Stored data entries
=== Section Start ===

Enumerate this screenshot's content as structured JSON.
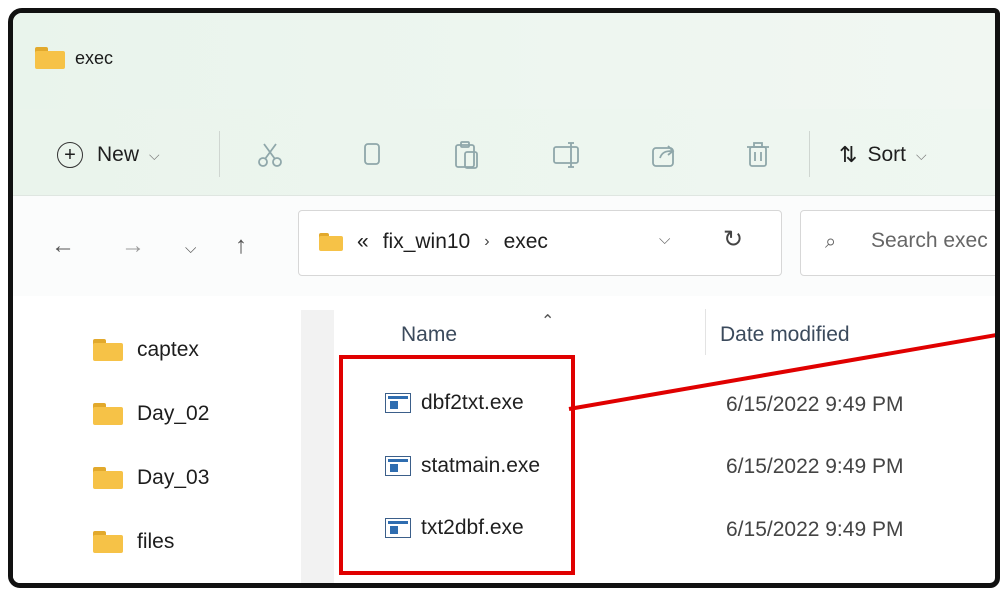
{
  "window": {
    "title": "exec"
  },
  "toolbar": {
    "new_label": "New",
    "sort_label": "Sort"
  },
  "address": {
    "overflow": "«",
    "crumbs": [
      "fix_win10",
      "exec"
    ]
  },
  "search": {
    "placeholder": "Search exec"
  },
  "sidebar": {
    "items": [
      {
        "label": "captex"
      },
      {
        "label": "Day_02"
      },
      {
        "label": "Day_03"
      },
      {
        "label": "files"
      }
    ]
  },
  "columns": {
    "name": "Name",
    "date_modified": "Date modified"
  },
  "files": [
    {
      "name": "dbf2txt.exe",
      "date": "6/15/2022 9:49 PM"
    },
    {
      "name": "statmain.exe",
      "date": "6/15/2022 9:49 PM"
    },
    {
      "name": "txt2dbf.exe",
      "date": "6/15/2022 9:49 PM"
    }
  ],
  "colors": {
    "annotation": "#e00000",
    "folder": "#f6c247",
    "accent": "#2f6db0"
  },
  "icons": [
    "folder-icon",
    "plus-circle-icon",
    "cut-icon",
    "copy-icon",
    "paste-icon",
    "rename-icon",
    "share-icon",
    "delete-icon",
    "sort-icon",
    "back-icon",
    "forward-icon",
    "recent-icon",
    "up-icon",
    "refresh-icon",
    "search-icon",
    "exe-icon"
  ]
}
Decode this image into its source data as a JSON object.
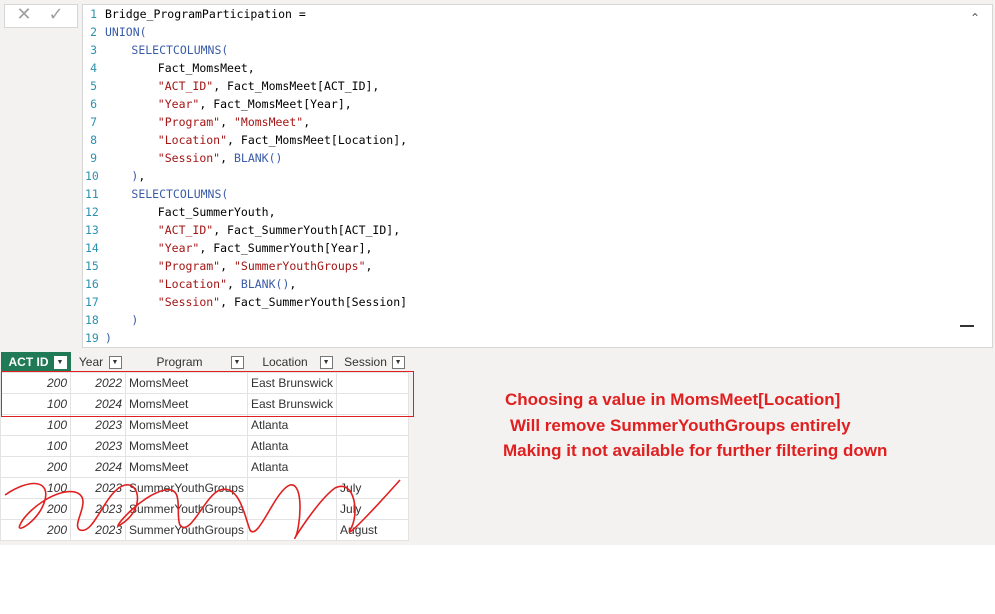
{
  "commit_bar": {
    "cancel_glyph": "✕",
    "commit_glyph": "✓"
  },
  "editor": {
    "lines": [
      {
        "n": "1",
        "indent": 0,
        "tokens": [
          [
            "p",
            "Bridge_ProgramParticipation ="
          ]
        ]
      },
      {
        "n": "2",
        "indent": 0,
        "tokens": [
          [
            "f",
            "UNION("
          ]
        ]
      },
      {
        "n": "3",
        "indent": 4,
        "tokens": [
          [
            "f",
            "SELECTCOLUMNS("
          ]
        ]
      },
      {
        "n": "4",
        "indent": 8,
        "tokens": [
          [
            "p",
            "Fact_MomsMeet,"
          ]
        ]
      },
      {
        "n": "5",
        "indent": 8,
        "tokens": [
          [
            "s",
            "\"ACT_ID\""
          ],
          [
            "p",
            ", Fact_MomsMeet[ACT_ID],"
          ]
        ]
      },
      {
        "n": "6",
        "indent": 8,
        "tokens": [
          [
            "s",
            "\"Year\""
          ],
          [
            "p",
            ", Fact_MomsMeet[Year],"
          ]
        ]
      },
      {
        "n": "7",
        "indent": 8,
        "tokens": [
          [
            "s",
            "\"Program\""
          ],
          [
            "p",
            ", "
          ],
          [
            "s",
            "\"MomsMeet\""
          ],
          [
            "p",
            ","
          ]
        ]
      },
      {
        "n": "8",
        "indent": 8,
        "tokens": [
          [
            "s",
            "\"Location\""
          ],
          [
            "p",
            ", Fact_MomsMeet[Location],"
          ]
        ]
      },
      {
        "n": "9",
        "indent": 8,
        "tokens": [
          [
            "s",
            "\"Session\""
          ],
          [
            "p",
            ", "
          ],
          [
            "f",
            "BLANK()"
          ]
        ]
      },
      {
        "n": "10",
        "indent": 4,
        "tokens": [
          [
            "f",
            ")"
          ],
          [
            "p",
            ","
          ]
        ]
      },
      {
        "n": "11",
        "indent": 4,
        "tokens": [
          [
            "f",
            "SELECTCOLUMNS("
          ]
        ]
      },
      {
        "n": "12",
        "indent": 8,
        "tokens": [
          [
            "p",
            "Fact_SummerYouth,"
          ]
        ]
      },
      {
        "n": "13",
        "indent": 8,
        "tokens": [
          [
            "s",
            "\"ACT_ID\""
          ],
          [
            "p",
            ", Fact_SummerYouth[ACT_ID],"
          ]
        ]
      },
      {
        "n": "14",
        "indent": 8,
        "tokens": [
          [
            "s",
            "\"Year\""
          ],
          [
            "p",
            ", Fact_SummerYouth[Year],"
          ]
        ]
      },
      {
        "n": "15",
        "indent": 8,
        "tokens": [
          [
            "s",
            "\"Program\""
          ],
          [
            "p",
            ", "
          ],
          [
            "s",
            "\"SummerYouthGroups\""
          ],
          [
            "p",
            ","
          ]
        ]
      },
      {
        "n": "16",
        "indent": 8,
        "tokens": [
          [
            "s",
            "\"Location\""
          ],
          [
            "p",
            ", "
          ],
          [
            "f",
            "BLANK()"
          ],
          [
            "p",
            ","
          ]
        ]
      },
      {
        "n": "17",
        "indent": 8,
        "tokens": [
          [
            "s",
            "\"Session\""
          ],
          [
            "p",
            ", Fact_SummerYouth[Session]"
          ]
        ]
      },
      {
        "n": "18",
        "indent": 4,
        "tokens": [
          [
            "f",
            ")"
          ]
        ]
      },
      {
        "n": "19",
        "indent": 0,
        "tokens": [
          [
            "f",
            ")"
          ]
        ]
      }
    ]
  },
  "grid": {
    "columns": [
      "ACT ID",
      "Year",
      "Program",
      "Location",
      "Session"
    ],
    "rows": [
      [
        "200",
        "2022",
        "MomsMeet",
        "East Brunswick",
        ""
      ],
      [
        "100",
        "2024",
        "MomsMeet",
        "East Brunswick",
        ""
      ],
      [
        "100",
        "2023",
        "MomsMeet",
        "Atlanta",
        ""
      ],
      [
        "100",
        "2023",
        "MomsMeet",
        "Atlanta",
        ""
      ],
      [
        "200",
        "2024",
        "MomsMeet",
        "Atlanta",
        ""
      ],
      [
        "100",
        "2023",
        "SummerYouthGroups",
        "",
        "July"
      ],
      [
        "200",
        "2023",
        "SummerYouthGroups",
        "",
        "July"
      ],
      [
        "200",
        "2023",
        "SummerYouthGroups",
        "",
        "August"
      ]
    ]
  },
  "annotation": {
    "line1": "Choosing a value in MomsMeet[Location]",
    "line2": "Will remove SummerYouthGroups entirely",
    "line3": "Making it not available for further filtering down"
  },
  "colors": {
    "accent_header": "#1f7a55",
    "annotation": "#e02020",
    "function": "#3a5ba8",
    "string": "#a31515",
    "line_number": "#2b91af"
  }
}
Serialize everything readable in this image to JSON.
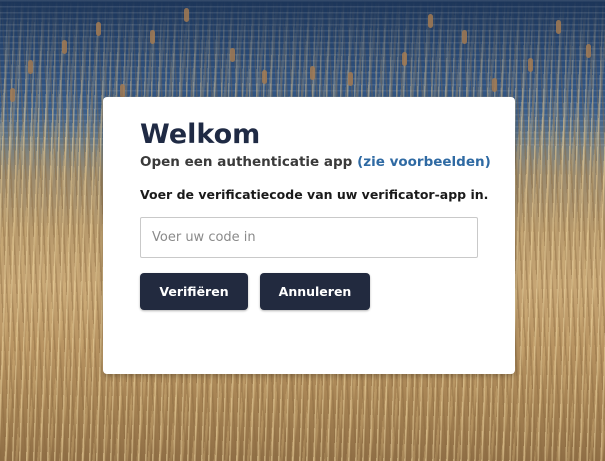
{
  "background": {
    "description_icon": "lake-reeds-photo"
  },
  "dialog": {
    "title": "Welkom",
    "subtitle_text": "Open een authenticatie app ",
    "subtitle_link": "(zie voorbeelden)",
    "instruction": "Voer de verificatiecode van uw verificator-app in.",
    "code_input": {
      "value": "",
      "placeholder": "Voer uw code in"
    },
    "buttons": {
      "verify_label": "Verifiëren",
      "cancel_label": "Annuleren"
    }
  },
  "colors": {
    "button_bg": "#222a3f",
    "link": "#2f6aa3",
    "title": "#1f2a44"
  }
}
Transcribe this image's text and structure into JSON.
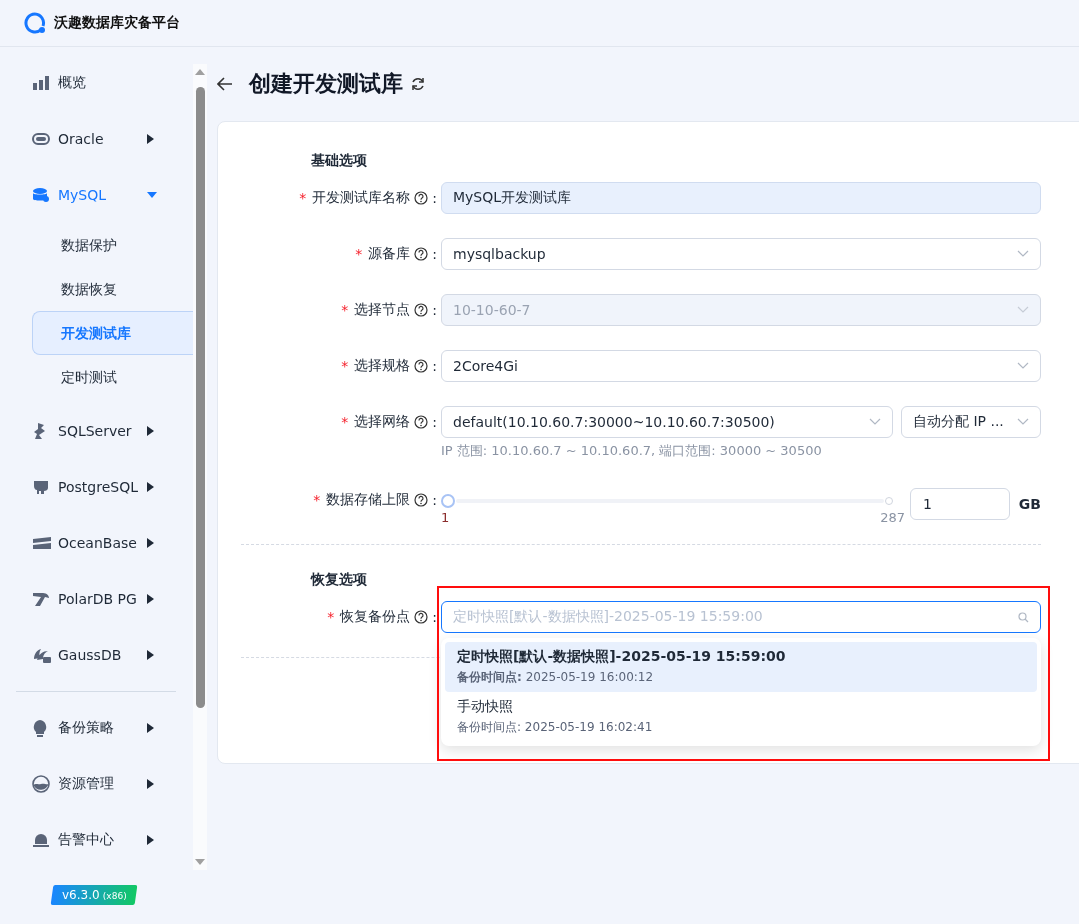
{
  "app": {
    "title": "沃趣数据库灾备平台"
  },
  "sidebar": {
    "groups": [
      {
        "items": [
          {
            "label": "概览"
          },
          {
            "label": "Oracle",
            "expanded": false,
            "active": false
          },
          {
            "label": "MySQL",
            "expanded": true,
            "active": true,
            "children": [
              {
                "label": "数据保护",
                "selected": false
              },
              {
                "label": "数据恢复",
                "selected": false
              },
              {
                "label": "开发测试库",
                "selected": true
              },
              {
                "label": "定时测试",
                "selected": false
              }
            ]
          },
          {
            "label": "SQLServer",
            "expanded": false,
            "active": false
          },
          {
            "label": "PostgreSQL",
            "expanded": false,
            "active": false
          },
          {
            "label": "OceanBase",
            "expanded": false,
            "active": false
          },
          {
            "label": "PolarDB PG",
            "expanded": false,
            "active": false
          },
          {
            "label": "GaussDB",
            "expanded": false,
            "active": false
          }
        ]
      },
      {
        "items": [
          {
            "label": "备份策略",
            "expanded": false,
            "active": false
          },
          {
            "label": "资源管理",
            "expanded": false,
            "active": false
          },
          {
            "label": "告警中心",
            "expanded": false,
            "active": false
          }
        ]
      }
    ],
    "version": "v6.3.0",
    "arch": "(x86)"
  },
  "page": {
    "title": "创建开发测试库",
    "sections": [
      {
        "title": "基础选项",
        "fields": [
          {
            "kind": "input",
            "required_mark": "*",
            "label": "开发测试库名称",
            "colon": ":",
            "value": "MySQL开发测试库"
          },
          {
            "kind": "select",
            "required_mark": "*",
            "label": "源备库",
            "colon": ":",
            "value": "mysqlbackup",
            "disabled": false
          },
          {
            "kind": "select",
            "required_mark": "*",
            "label": "选择节点",
            "colon": ":",
            "value": "10-10-60-7",
            "disabled": true
          },
          {
            "kind": "select",
            "required_mark": "*",
            "label": "选择规格",
            "colon": ":",
            "value": "2Core4Gi",
            "disabled": false
          },
          {
            "kind": "select-pair",
            "required_mark": "*",
            "label": "选择网络",
            "colon": ":",
            "values": [
              "default(10.10.60.7:30000~10.10.60.7:30500)",
              "自动分配 IP ..."
            ],
            "hint": "IP 范围: 10.10.60.7 ~ 10.10.60.7, 端口范围: 30000 ~ 30500"
          },
          {
            "kind": "slider",
            "required_mark": "*",
            "label": "数据存储上限",
            "colon": ":",
            "level": 0,
            "min": "1",
            "max": "287",
            "value": "1",
            "unit": "GB"
          }
        ]
      },
      {
        "title": "恢复选项",
        "fields": [
          {
            "kind": "search-select",
            "required_mark": "*",
            "label": "恢复备份点",
            "colon": ":",
            "placeholder": "定时快照[默认-数据快照]-2025-05-19 15:59:00",
            "open": true,
            "highlighted": true,
            "options": [
              {
                "title": "定时快照[默认-数据快照]-2025-05-19 15:59:00",
                "detail": "**备份时间点:** 2025-05-19 16:00:12",
                "selected": true
              },
              {
                "title": "手动快照",
                "detail": "备份时间点: 2025-05-19 16:02:41",
                "selected": false
              }
            ]
          }
        ]
      }
    ]
  }
}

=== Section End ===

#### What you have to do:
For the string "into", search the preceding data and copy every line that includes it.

#### Task output:
Decode this image into its source data as a JSON object.
Transcribe this image's text and structure into JSON.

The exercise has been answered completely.